» Extracted material:
───

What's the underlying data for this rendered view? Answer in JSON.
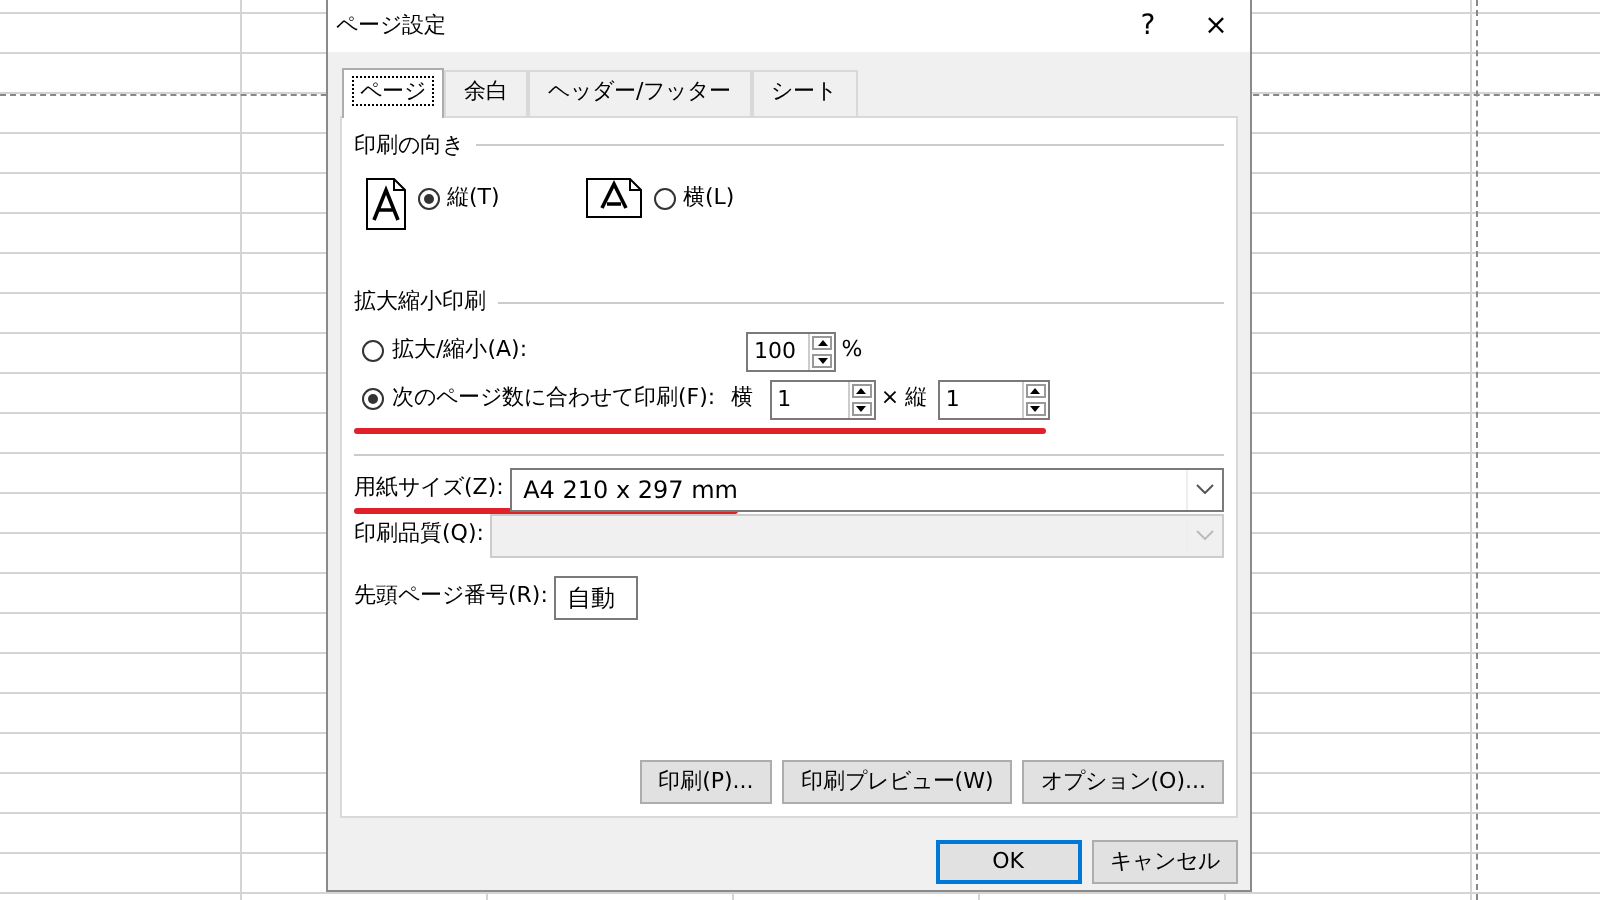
{
  "window": {
    "title": "ページ設定",
    "help": "?",
    "close": "×"
  },
  "tabs": [
    {
      "label": "ページ",
      "selected": true
    },
    {
      "label": "余白",
      "selected": false
    },
    {
      "label": "ヘッダー/フッター",
      "selected": false
    },
    {
      "label": "シート",
      "selected": false
    }
  ],
  "orientation": {
    "heading": "印刷の向き",
    "options": [
      {
        "kind": "portrait",
        "label": "縦(T)",
        "selected": true
      },
      {
        "kind": "landscape",
        "label": "横(L)",
        "selected": false
      }
    ]
  },
  "scaling": {
    "heading": "拡大縮小印刷",
    "options": [
      {
        "kind": "percent",
        "label": "拡大/縮小(A):",
        "selected": false,
        "value": "100",
        "unit": "%"
      },
      {
        "kind": "fit",
        "label": "次のページ数に合わせて印刷(F):",
        "selected": true,
        "wide_label": "横",
        "wide": "1",
        "times": "×",
        "tall_label": "縦",
        "tall": "1",
        "highlighted": true
      }
    ]
  },
  "paper_size": {
    "label": "用紙サイズ(Z):",
    "value": "A4 210 x 297 mm",
    "disabled": false,
    "highlighted": true
  },
  "print_quality": {
    "label": "印刷品質(Q):",
    "disabled": true
  },
  "first_page_number": {
    "label": "先頭ページ番号(R):",
    "value": "自動"
  },
  "action_buttons": [
    "印刷(P)...",
    "印刷プレビュー(W)",
    "オプション(O)..."
  ],
  "dialog_buttons": [
    {
      "label": "OK",
      "default": true
    },
    {
      "label": "キャンセル",
      "default": false
    }
  ]
}
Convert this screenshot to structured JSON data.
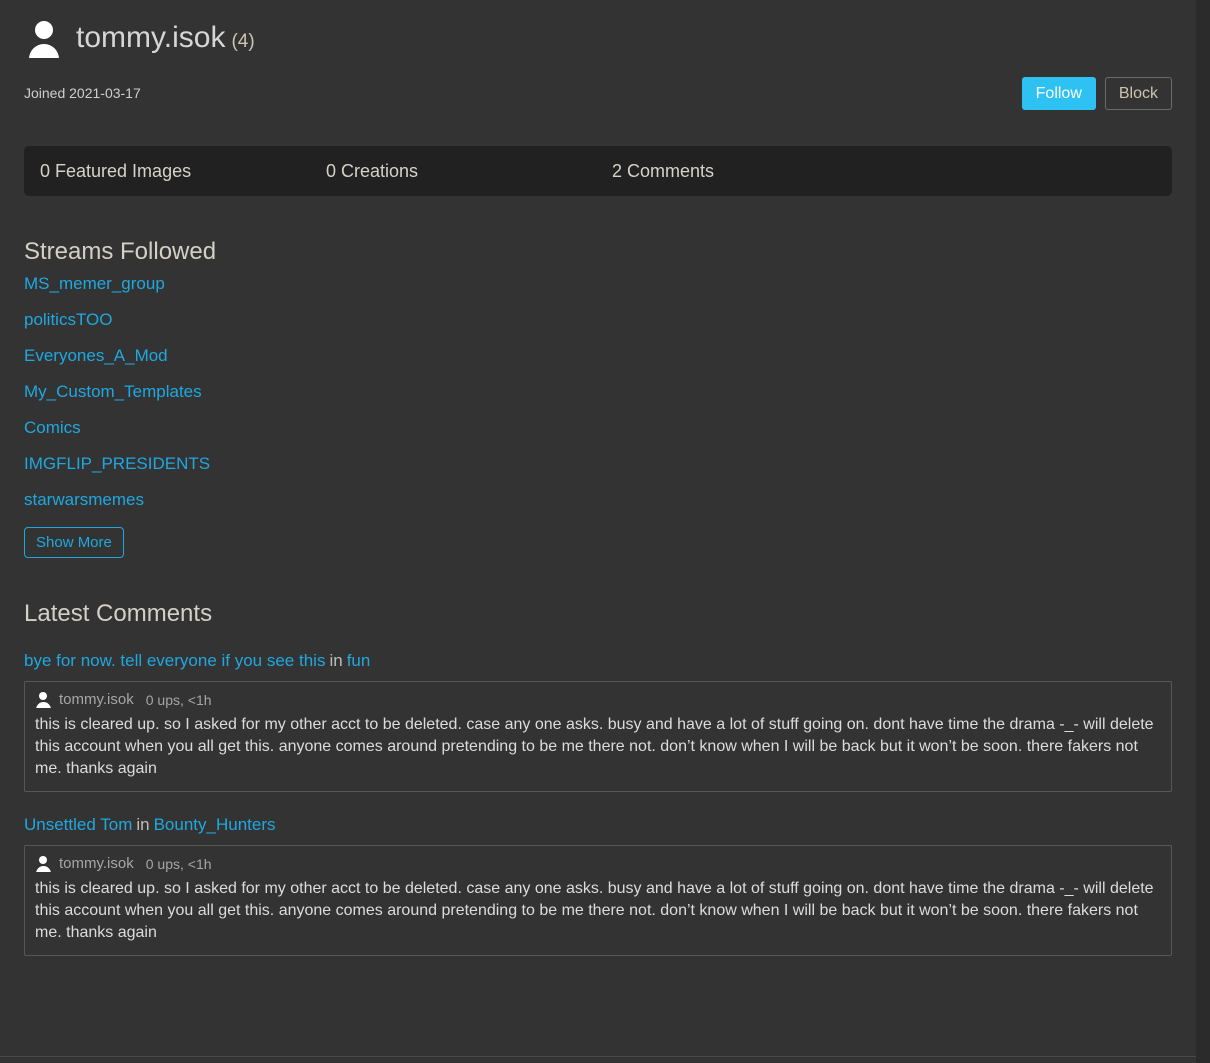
{
  "profile": {
    "avatar_icon": "user-avatar-icon",
    "username": "tommy.isok",
    "user_count": "(4)",
    "joined": "Joined 2021-03-17",
    "follow_label": "Follow",
    "block_label": "Block",
    "follow_color": "#2ec2f3",
    "link_color": "#1fa8e0"
  },
  "stats": {
    "featured_images": "0 Featured Images",
    "creations": "0 Creations",
    "comments": "2 Comments"
  },
  "streams": {
    "title": "Streams Followed",
    "items": [
      {
        "label": "MS_memer_group"
      },
      {
        "label": "politicsTOO"
      },
      {
        "label": "Everyones_A_Mod"
      },
      {
        "label": "My_Custom_Templates"
      },
      {
        "label": "Comics"
      },
      {
        "label": "IMGFLIP_PRESIDENTS"
      },
      {
        "label": "starwarsmemes"
      }
    ],
    "show_more_label": "Show More"
  },
  "comments": {
    "title": "Latest Comments",
    "items": [
      {
        "post_title": "bye for now. tell everyone if you see this",
        "separator": "in",
        "stream": "fun",
        "author": "tommy.isok",
        "meta": "0 ups, <1h",
        "body": "this is cleared up. so I asked for my other acct to be deleted. case any one asks. busy and have a lot of stuff going on. dont have time the drama -_- will delete this account when you all get this. anyone comes around pretending to be me there not. don’t know when I will be back but it won’t be soon. there fakers not me. thanks again"
      },
      {
        "post_title": "Unsettled Tom",
        "separator": "in",
        "stream": "Bounty_Hunters",
        "author": "tommy.isok",
        "meta": "0 ups, <1h",
        "body": "this is cleared up. so I asked for my other acct to be deleted. case any one asks. busy and have a lot of stuff going on. dont have time the drama -_- will delete this account when you all get this. anyone comes around pretending to be me there not. don’t know when I will be back but it won’t be soon. there fakers not me. thanks again"
      }
    ]
  }
}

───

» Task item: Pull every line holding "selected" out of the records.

» Solution for this problem:
      "selected": true
      "selected": false
      "selected": false
      "selected": false
        "selected": true
        "selected": false
        "selected": false,
        "selected": true,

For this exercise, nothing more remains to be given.